• _Required action_
Without carrying over a single picture, write out the records below exactly.

• _Data shown_
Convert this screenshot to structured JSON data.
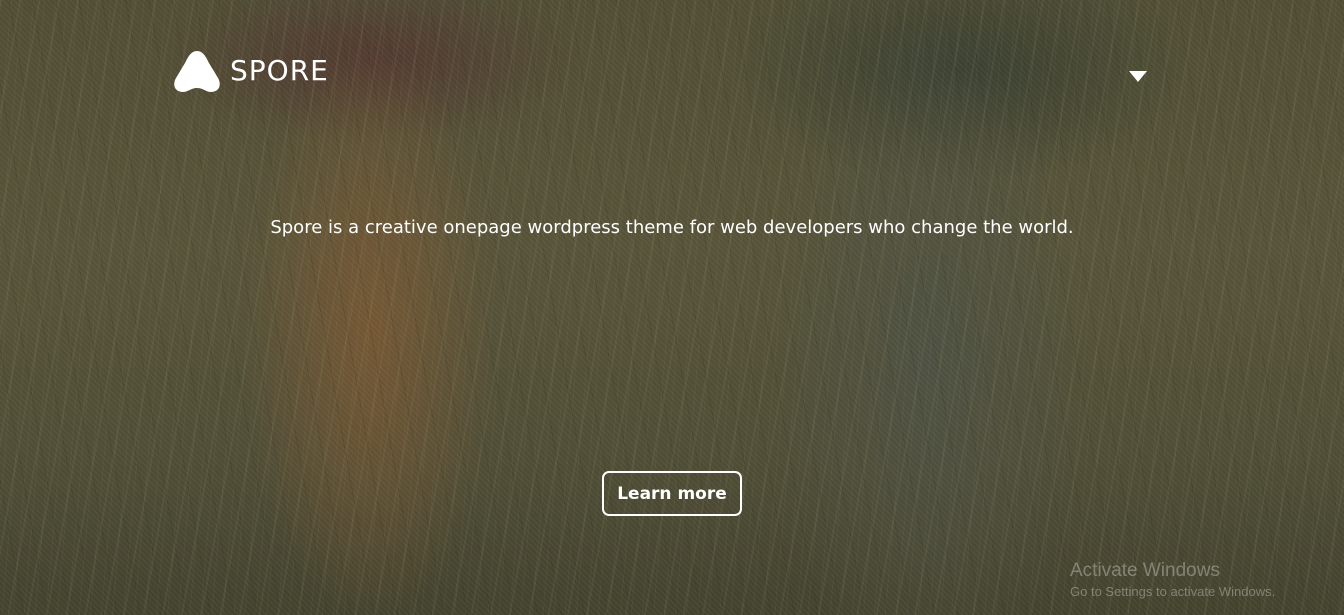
{
  "header": {
    "logo_text": "SPORE",
    "logo_icon": "spore-logo-icon",
    "menu_icon": "caret-down-icon"
  },
  "hero": {
    "tagline": "Spore is a creative onepage wordpress theme for web developers who change the world.",
    "cta_label": "Learn more"
  },
  "watermark": {
    "title": "Activate Windows",
    "subtitle": "Go to Settings to activate Windows."
  },
  "colors": {
    "text": "#ffffff",
    "overlay_tint": "#5e5a3d"
  }
}
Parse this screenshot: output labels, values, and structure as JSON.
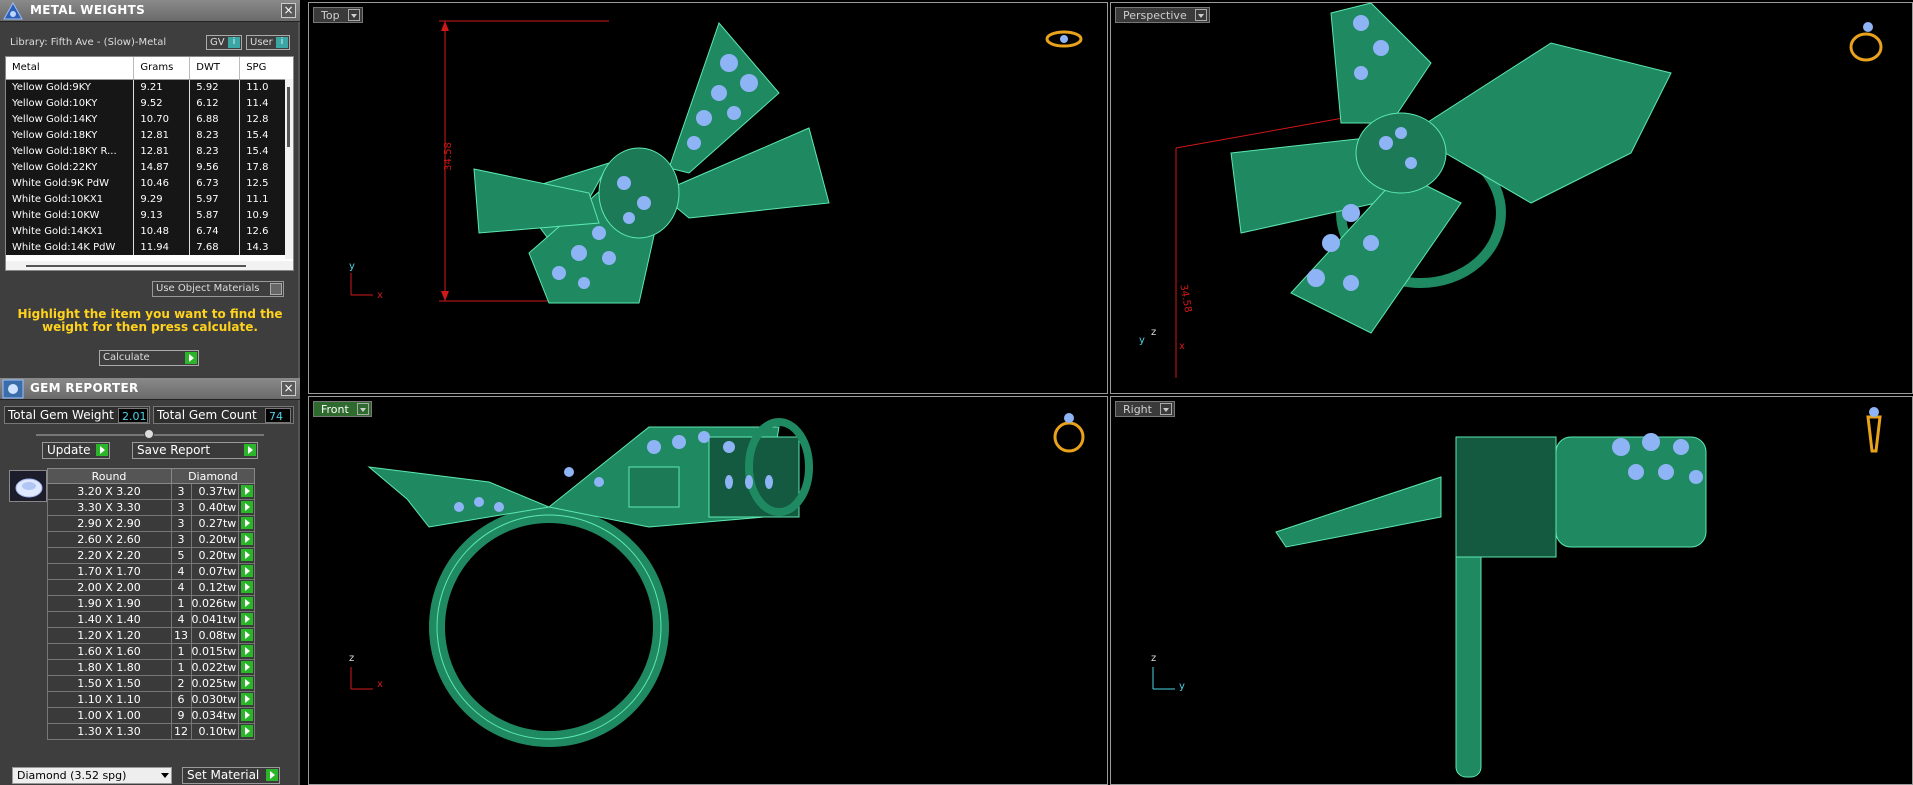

• _Solution to this exercise_
Convert this screenshot to structured JSON data.
{
  "header": {
    "logo_text": "SPORE",
    "logo_icon": "spore-logo-icon",
    "menu_icon": "caret-down-icon"
  },
  "hero": {
    "tagline": "Spore is a creative onepage wordpress theme for web developers who change the world.",
    "cta_label": "Learn more"
  },
  "watermark": {
    "title": "Activate Windows",
    "subtitle": "Go to Settings to activate Windows."
  },
  "colors": {
    "text": "#ffffff",
    "overlay_tint": "#5e5a3d"
  }
}
Parse this screenshot: output labels, values, and structure as JSON.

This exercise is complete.